Reading Comprehension Strategy 3: Visualizing

The strategy of visualizing refers to the mind’s capacity to imagine what is being suggested by the words on a page. As proficient readers follow along in a story, they can just “see” what is happening, almost as if they were running a video in their mind’s eye.

A common phenomenon is the complaint that readers raise when a favorite book is made into a movie. “That’s not how I visualized the characters, or story,” they insist, and usually they prefer the creation of their own imaginations over that offered by a movie maker.

Visualizing is actually a form of inference; we infer a visual representation in our mind based on what the author provides in the text. By using our prior knowledge and background experiences, we connect the author’s message with a personal creation of our imagination.

Children learning to read, or struggling readers, may not always apply the strategy of visualizing as they read.
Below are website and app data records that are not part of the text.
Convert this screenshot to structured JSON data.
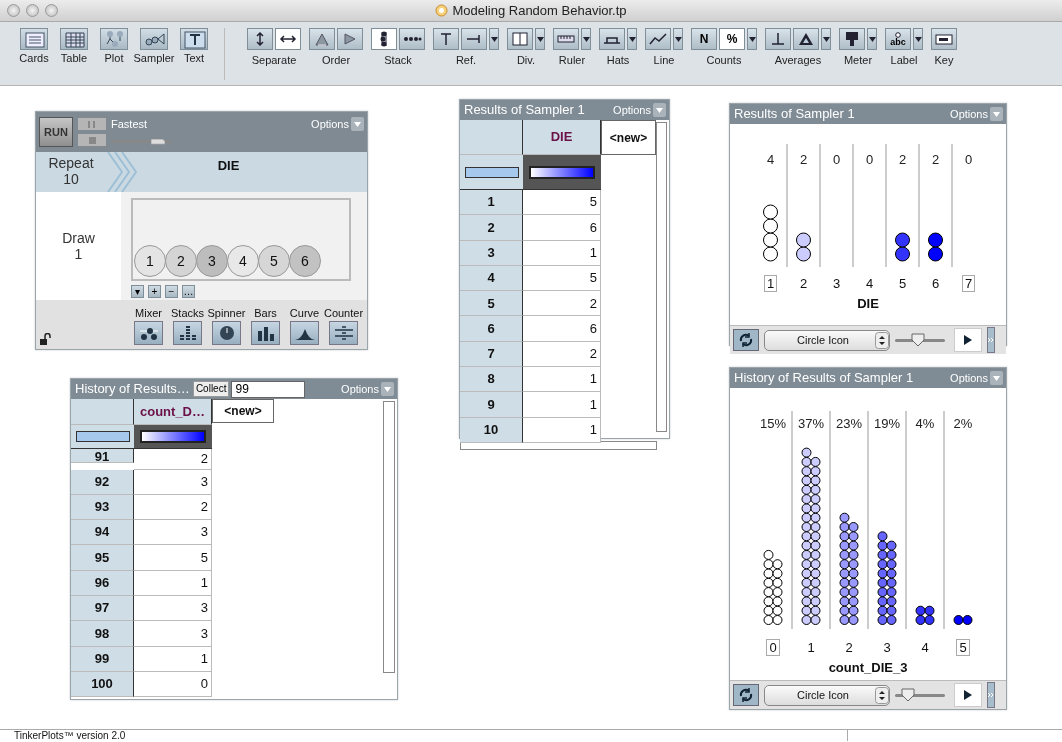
{
  "window": {
    "title": "Modeling Random Behavior.tp"
  },
  "toolbar": {
    "objects": [
      {
        "label": "Cards",
        "kind": "cards"
      },
      {
        "label": "Table",
        "kind": "table"
      },
      {
        "label": "Plot",
        "kind": "plot"
      },
      {
        "label": "Sampler",
        "kind": "sampler"
      },
      {
        "label": "Text",
        "kind": "text"
      }
    ],
    "groups": [
      {
        "label": "Separate",
        "menu": false,
        "buttons": [
          {
            "kind": "vertical",
            "selected": false
          },
          {
            "kind": "horizontal",
            "selected": true
          }
        ]
      },
      {
        "label": "Order",
        "menu": false,
        "buttons": [
          {
            "kind": "order-up",
            "selected": false
          },
          {
            "kind": "order-right",
            "selected": false
          }
        ]
      },
      {
        "label": "Stack",
        "menu": false,
        "buttons": [
          {
            "kind": "stack-vertical",
            "selected": true
          },
          {
            "kind": "stack-horizontal",
            "selected": false
          }
        ]
      },
      {
        "label": "Ref.",
        "menu": true,
        "buttons": [
          {
            "kind": "ref-vertical",
            "selected": false
          },
          {
            "kind": "ref-horizontal",
            "selected": false
          }
        ]
      },
      {
        "label": "Div.",
        "menu": true,
        "buttons": [
          {
            "kind": "divider",
            "selected": false
          }
        ]
      },
      {
        "label": "Ruler",
        "menu": true,
        "buttons": [
          {
            "kind": "ruler",
            "selected": false
          }
        ]
      },
      {
        "label": "Hats",
        "menu": true,
        "buttons": [
          {
            "kind": "hat",
            "selected": false
          }
        ]
      },
      {
        "label": "Line",
        "menu": true,
        "buttons": [
          {
            "kind": "line",
            "selected": false
          }
        ]
      },
      {
        "label": "Counts",
        "menu": true,
        "buttons": [
          {
            "kind": "text",
            "text": "N",
            "selected": false
          },
          {
            "kind": "text",
            "text": "%",
            "selected": true
          }
        ]
      },
      {
        "label": "Averages",
        "menu": true,
        "buttons": [
          {
            "kind": "mean",
            "selected": false
          },
          {
            "kind": "triangle",
            "selected": false
          }
        ]
      },
      {
        "label": "Meter",
        "menu": true,
        "buttons": [
          {
            "kind": "meter",
            "selected": false
          }
        ]
      },
      {
        "label": "Label",
        "menu": true,
        "buttons": [
          {
            "kind": "label",
            "text": "abc",
            "selected": false
          }
        ]
      },
      {
        "label": "Key",
        "menu": false,
        "buttons": [
          {
            "kind": "key",
            "selected": false
          }
        ]
      }
    ]
  },
  "sampler": {
    "run_label": "RUN",
    "speed_label": "Fastest",
    "speed": {
      "level": 0.85
    },
    "options_label": "Options",
    "repeat": {
      "label": "Repeat",
      "value": "10"
    },
    "attribute": "DIE",
    "draw": {
      "label": "Draw",
      "value": "1"
    },
    "balls": [
      {
        "label": "1",
        "color": "#e4e4e4"
      },
      {
        "label": "2",
        "color": "#d4d4d4"
      },
      {
        "label": "3",
        "color": "#bdbdbd"
      },
      {
        "label": "4",
        "color": "#e8e8e8"
      },
      {
        "label": "5",
        "color": "#d6d6d6"
      },
      {
        "label": "6",
        "color": "#c2c2c2"
      }
    ],
    "edit_buttons": [
      "▾",
      "+",
      "−",
      "…"
    ],
    "locked": false,
    "devices": [
      {
        "label": "Mixer",
        "kind": "mixer"
      },
      {
        "label": "Stacks",
        "kind": "stacks"
      },
      {
        "label": "Spinner",
        "kind": "spinner"
      },
      {
        "label": "Bars",
        "kind": "bars"
      },
      {
        "label": "Curve",
        "kind": "curve"
      },
      {
        "label": "Counter",
        "kind": "counter"
      }
    ]
  },
  "results_table": {
    "title": "Results of Sampler 1",
    "options_label": "Options",
    "columns": [
      "DIE",
      "<new>"
    ],
    "rows": [
      {
        "index": "1",
        "value": "5"
      },
      {
        "index": "2",
        "value": "6"
      },
      {
        "index": "3",
        "value": "1"
      },
      {
        "index": "4",
        "value": "5"
      },
      {
        "index": "5",
        "value": "2"
      },
      {
        "index": "6",
        "value": "6"
      },
      {
        "index": "7",
        "value": "2"
      },
      {
        "index": "8",
        "value": "1"
      },
      {
        "index": "9",
        "value": "1"
      },
      {
        "index": "10",
        "value": "1"
      }
    ]
  },
  "results_plot": {
    "title": "Results of Sampler 1",
    "options_label": "Options",
    "bins": [
      {
        "label": "1",
        "count": "4"
      },
      {
        "label": "2",
        "count": "2"
      },
      {
        "label": "3",
        "count": "0"
      },
      {
        "label": "4",
        "count": "0"
      },
      {
        "label": "5",
        "count": "2"
      },
      {
        "label": "6",
        "count": "2"
      },
      {
        "label": "7",
        "count": "0"
      }
    ],
    "xlabel": "DIE",
    "icon_menu": "Circle Icon",
    "icon_size": {
      "level": 0.45
    }
  },
  "history_table": {
    "title": "History of Results…",
    "collect_label": "Collect",
    "collect_value": "99",
    "options_label": "Options",
    "columns": [
      "count_D…",
      "<new>"
    ],
    "rows": [
      {
        "index": "91",
        "value": "2"
      },
      {
        "index": "92",
        "value": "3"
      },
      {
        "index": "93",
        "value": "2"
      },
      {
        "index": "94",
        "value": "3"
      },
      {
        "index": "95",
        "value": "5"
      },
      {
        "index": "96",
        "value": "1"
      },
      {
        "index": "97",
        "value": "3"
      },
      {
        "index": "98",
        "value": "3"
      },
      {
        "index": "99",
        "value": "1"
      },
      {
        "index": "100",
        "value": "0"
      }
    ]
  },
  "history_plot": {
    "title": "History of Results of Sampler 1",
    "options_label": "Options",
    "bins": [
      {
        "label": "0",
        "count": "15%"
      },
      {
        "label": "1",
        "count": "37%"
      },
      {
        "label": "2",
        "count": "23%"
      },
      {
        "label": "3",
        "count": "19%"
      },
      {
        "label": "4",
        "count": "4%"
      },
      {
        "label": "5",
        "count": "2%"
      }
    ],
    "xlabel": "count_DIE_3",
    "icon_menu": "Circle Icon",
    "icon_size": {
      "level": 0.25
    }
  },
  "status_bar": "TinkerPlots™ version 2.0"
}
Instead, they may only “see” the words on the page; thus a whole critical layer of meaning is lost as they merely grapple with words. For more information see Comprehension: Characteristics of Poor Comprehenders and Implications for Instruction.
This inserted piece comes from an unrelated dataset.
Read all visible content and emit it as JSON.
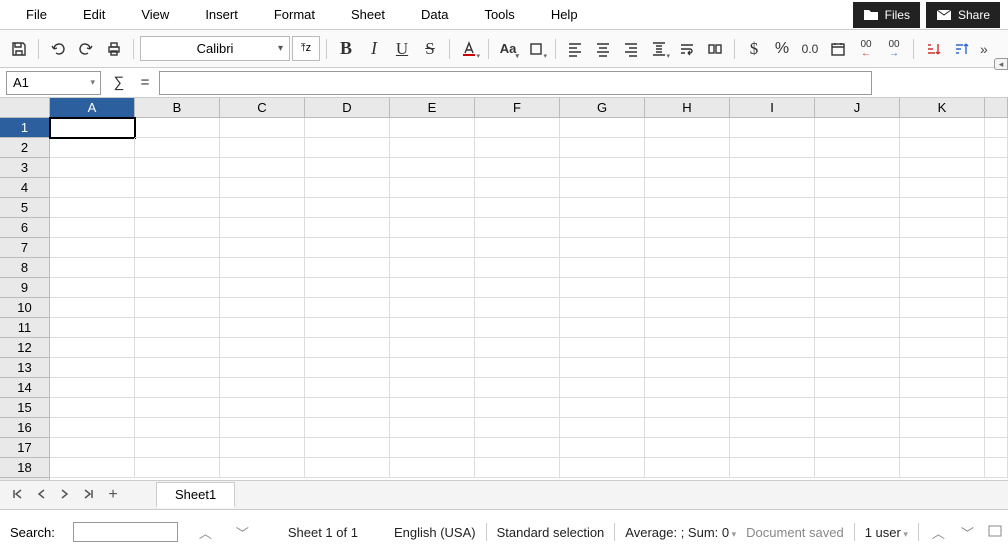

Textbook publishers recognize that helping children develop mental imagery is an important part of understanding. They provide a vast array of rich illustrations and photographs to accompany the words of an author. But proficient readers can also elicit mental imagery from pages of text that contain only words and no visuals.

Teacher modeling of visualizing centers on identifying with students language in a text is especially helpful in suggesting mental images. A phrase such as “his ears were over blessed with size” or “I was almost blinded by the glare that glinted off his shiny bald head” are examples of images which require visual interpretation.

Teaching visualizing involves helping students become sensitive to descriptions. Vivid use of words readily conjures up mental imagery. The following teaching/learning activities can help children learn the reading strategy of visualizing:

  • Guided Imagery
  • You Ought to Be in Pictures
  • Visual Literacy